Did you know that there are over 59 UNESCO World Heritage Sites in South America?
UNESCO World Heritage Sites are important cultural and natural landmarks that are deemed to have “outstanding universal value,” according to UNESCO. The acronym stands for the United Nations Educational, Scientific, and Cultural Organization, and it has added 911 sites to its list of living historical spots since its beginnings in the 1970s. The World Heritage organization also helps to raise awareness of threatened sites and to establish protective measures for its sites.
We have put together 8 UNESCO sites to visit in South America
Los Glaciares National Park is a glacier playground, with the Perito Moreno Glacier next to Lake Argentino being the main attraction. At 2,800 square miles, Los Glaciares is the biggest national park in Argentina, and one of the biggest in South America. It lies on the border with Chile in the south of Argentina, where the climate is colder than in much of the continent. Visitors can fly into El Calafate, then take a tour of the Perito Moreno Glacier and go ice trekking across the stunning ice field. For nature lovers, hikers, and those who just want to see huge magnificent glaciers Los Glaciares is the place.
Iguazu National Park is not just a waterfall, it has borders with Brazil and Argentina and a huge subtropical rainforest, with he falls on the Argentina side. There are a lot of nature trails, the ecological train and boat trips you can take to take in all the sights. The falls provide a great habitat for many wildlife species, including monkeys, jaguars, giant anteaters and lots of species of plants. This is a great place to visit for nature lovers.
One of the most breathtaking sights on the UNESCO World Heritage list is the historic site of Machu Picchu. Built by the Incas, this city is a master piece built by the Inca Empire. At 2430 meters above sea level, and hidden well in the dense cloud forest of central Peru, Machu Picchu went unnoticed to all but a few farmers until the early 20th century. Even today, with the convenience of daily flights in and out of Cusco and daily trains between Cusco and Machu Picchu, it’s best to make a week of it. Take your time and plan your Machu Picchu vacation well, because it will be an unforgettable experience, and it is great for exploring the culture and history of the area. Check out this post on: Exploring Cusco.
The Nazca Lines are etched onto the desert floor in southwest Peru are another World Heritage site. These giant geoglyphs cover 450 square kilometers of the desert floor, and their vast sizes and shapes are only truly appreciated from an airplane. Take a Nazca Lines overflight during your Peru vacation to see the monkey, spider, hummingbird, and other fascinating geoglyphs that have survived the centuries. This post will provide you with more details on the Nazca Lines.

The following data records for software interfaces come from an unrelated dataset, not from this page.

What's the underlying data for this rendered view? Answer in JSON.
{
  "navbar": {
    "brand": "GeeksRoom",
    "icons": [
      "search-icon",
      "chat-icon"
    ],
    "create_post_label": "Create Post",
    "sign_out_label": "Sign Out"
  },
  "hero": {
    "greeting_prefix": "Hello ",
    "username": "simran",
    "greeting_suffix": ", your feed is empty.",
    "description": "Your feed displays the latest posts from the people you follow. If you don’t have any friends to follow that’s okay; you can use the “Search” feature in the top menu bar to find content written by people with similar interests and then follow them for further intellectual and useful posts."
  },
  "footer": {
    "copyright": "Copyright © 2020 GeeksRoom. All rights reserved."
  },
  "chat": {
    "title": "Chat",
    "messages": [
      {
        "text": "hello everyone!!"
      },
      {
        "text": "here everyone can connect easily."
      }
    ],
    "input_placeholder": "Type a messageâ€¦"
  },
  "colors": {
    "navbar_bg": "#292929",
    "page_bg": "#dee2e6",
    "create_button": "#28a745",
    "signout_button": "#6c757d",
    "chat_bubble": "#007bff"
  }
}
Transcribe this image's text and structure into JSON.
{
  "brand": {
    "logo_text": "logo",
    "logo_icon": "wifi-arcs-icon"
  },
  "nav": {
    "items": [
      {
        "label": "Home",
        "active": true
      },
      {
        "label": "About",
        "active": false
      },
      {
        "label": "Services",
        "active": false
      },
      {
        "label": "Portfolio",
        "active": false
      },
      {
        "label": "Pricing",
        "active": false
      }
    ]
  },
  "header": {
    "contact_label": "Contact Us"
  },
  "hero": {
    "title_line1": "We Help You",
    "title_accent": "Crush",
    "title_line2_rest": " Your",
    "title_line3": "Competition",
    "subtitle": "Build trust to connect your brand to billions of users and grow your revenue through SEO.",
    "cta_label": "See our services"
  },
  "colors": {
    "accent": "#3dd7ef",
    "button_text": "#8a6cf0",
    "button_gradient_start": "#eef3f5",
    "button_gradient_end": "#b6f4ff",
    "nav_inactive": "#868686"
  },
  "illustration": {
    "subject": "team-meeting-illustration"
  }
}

Salvador de Bahia, located on the coast of Brazil north of Rio de Janeiro but south of Recife, and was the original capital of Brazil. The area is famous for its Renaissance architecture and historic centre. The area also has a lot of African influenced culture which can be seen in the food, dance and music in this region. If you are interested in more things to do in Salvador – check out this post: Things To Do In Salvador Brazil.
Brazil’s Pantanal Conservation Complex may not be as well-known as Brazil’s Amazon rainforest, but the Pantanal is a breathtaking stretch of wetlands – the world’s largest – and is said to be better for wildlife spotting. The Cuiaba River feeds a vast network of plains, which is a sanctuary to 80 species of mammals, 650 species of birds, 50 species of reptiles, and 400 species of fish.
The ruins of the Tiwanaku are located Peru’s southern border and Boliva’s westerns side, a day trip here is a must do if you are in the area. The Tiwanaku is one of the best examples of pre-Inca architecture. The Tiwanaku culture, which at its peak (AD 500-900). Tiwanaku, is a complex of ruined pyramids, temples, palaces and megaliths set amid the barren highlands. Most striking is the seven-tiered Pyramid of Akapana, believed to be the religious heart of Tiwanaku – local Aymara people still come here to leave offerings to the achachilas also know as the (mountain gods). Visit the on-site museum which has a variety of exhibits from the Tiwanaku era.
The Galapagos islands were made famous by Charles Darwin and were one of the first places to be added to the UNESCO World Heritage list in 1978. You can take a tour of the Galapagos islands and visit many of the different islands or go via a small plane. You will see a huge rage of wildlife and biodiversity. The 19 islands and it’s wildlife inhabitants influenced Charles Darwin’s theory of evolution.